Task: Each entry below should be output exactly, apart from its images.

Material for this exercise:
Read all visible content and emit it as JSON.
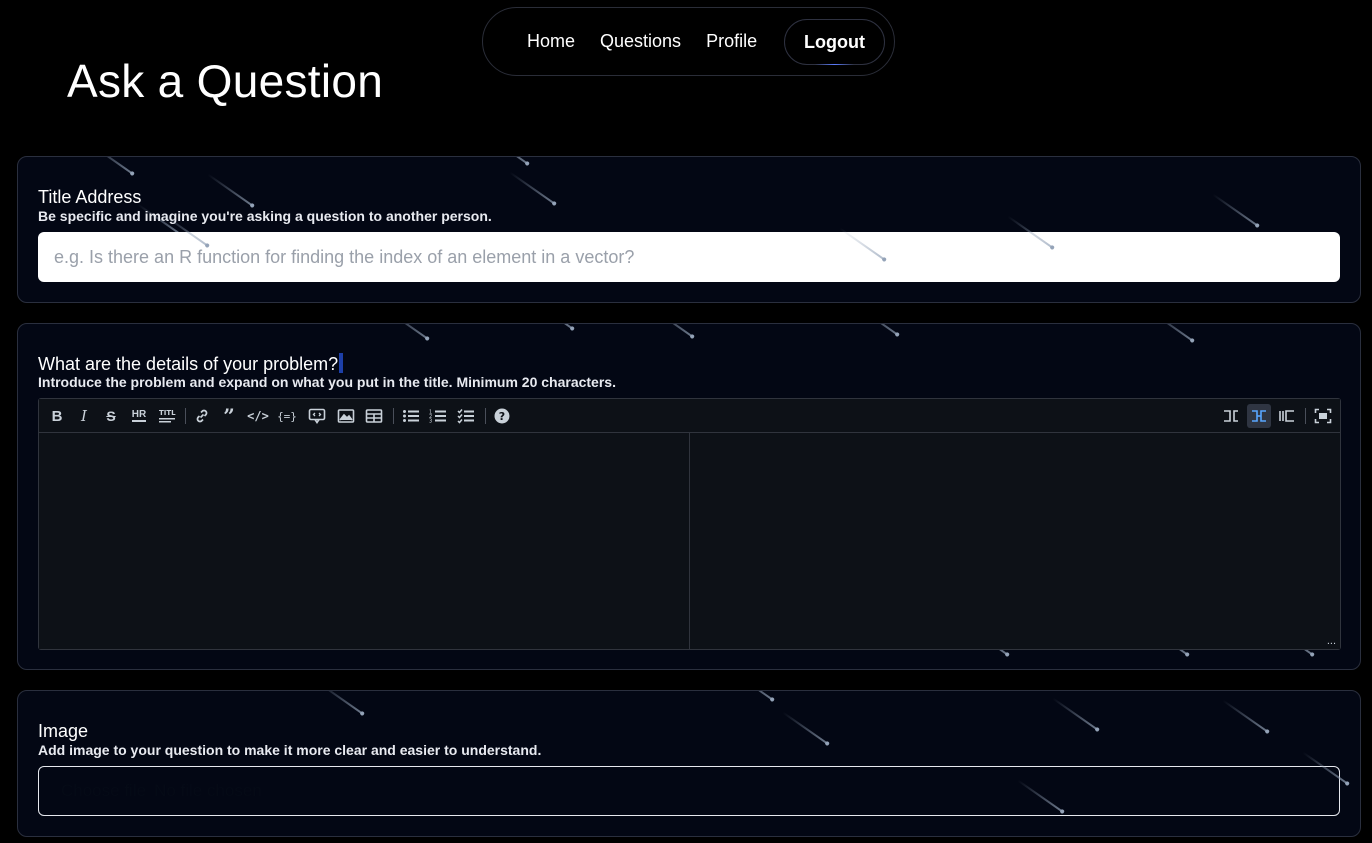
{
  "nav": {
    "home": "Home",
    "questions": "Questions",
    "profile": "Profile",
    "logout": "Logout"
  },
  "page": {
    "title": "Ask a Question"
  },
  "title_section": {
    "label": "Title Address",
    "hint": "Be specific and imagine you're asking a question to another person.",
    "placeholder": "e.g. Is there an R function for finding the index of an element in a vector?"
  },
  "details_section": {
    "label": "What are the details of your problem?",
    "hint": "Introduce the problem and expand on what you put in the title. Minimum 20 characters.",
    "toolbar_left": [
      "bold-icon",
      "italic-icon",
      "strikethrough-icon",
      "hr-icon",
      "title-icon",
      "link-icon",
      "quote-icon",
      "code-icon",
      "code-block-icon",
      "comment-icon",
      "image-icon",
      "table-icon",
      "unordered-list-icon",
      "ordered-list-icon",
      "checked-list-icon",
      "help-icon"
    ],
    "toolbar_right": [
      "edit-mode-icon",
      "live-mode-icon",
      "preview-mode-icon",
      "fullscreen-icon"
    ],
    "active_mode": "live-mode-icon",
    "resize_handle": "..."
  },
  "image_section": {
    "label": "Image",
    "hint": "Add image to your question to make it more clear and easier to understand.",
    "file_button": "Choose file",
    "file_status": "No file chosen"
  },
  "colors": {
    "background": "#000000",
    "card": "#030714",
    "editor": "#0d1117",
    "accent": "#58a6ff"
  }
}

Answer below:
Read all visible content and emit it as JSON.
{
  "nav": {
    "home": "Home",
    "questions": "Questions",
    "profile": "Profile",
    "logout": "Logout"
  },
  "page": {
    "title": "Ask a Question"
  },
  "title_section": {
    "label": "Title Address",
    "hint": "Be specific and imagine you're asking a question to another person.",
    "placeholder": "e.g. Is there an R function for finding the index of an element in a vector?"
  },
  "details_section": {
    "label": "What are the details of your problem?",
    "hint": "Introduce the problem and expand on what you put in the title. Minimum 20 characters.",
    "toolbar_left": [
      "bold-icon",
      "italic-icon",
      "strikethrough-icon",
      "hr-icon",
      "title-icon",
      "link-icon",
      "quote-icon",
      "code-icon",
      "code-block-icon",
      "comment-icon",
      "image-icon",
      "table-icon",
      "unordered-list-icon",
      "ordered-list-icon",
      "checked-list-icon",
      "help-icon"
    ],
    "toolbar_right": [
      "edit-mode-icon",
      "live-mode-icon",
      "preview-mode-icon",
      "fullscreen-icon"
    ],
    "active_mode": "live-mode-icon",
    "resize_handle": "..."
  },
  "image_section": {
    "label": "Image",
    "hint": "Add image to your question to make it more clear and easier to understand.",
    "file_button": "Choose file",
    "file_status": "No file chosen"
  },
  "colors": {
    "background": "#000000",
    "card": "#030714",
    "editor": "#0d1117",
    "accent": "#58a6ff"
  }
}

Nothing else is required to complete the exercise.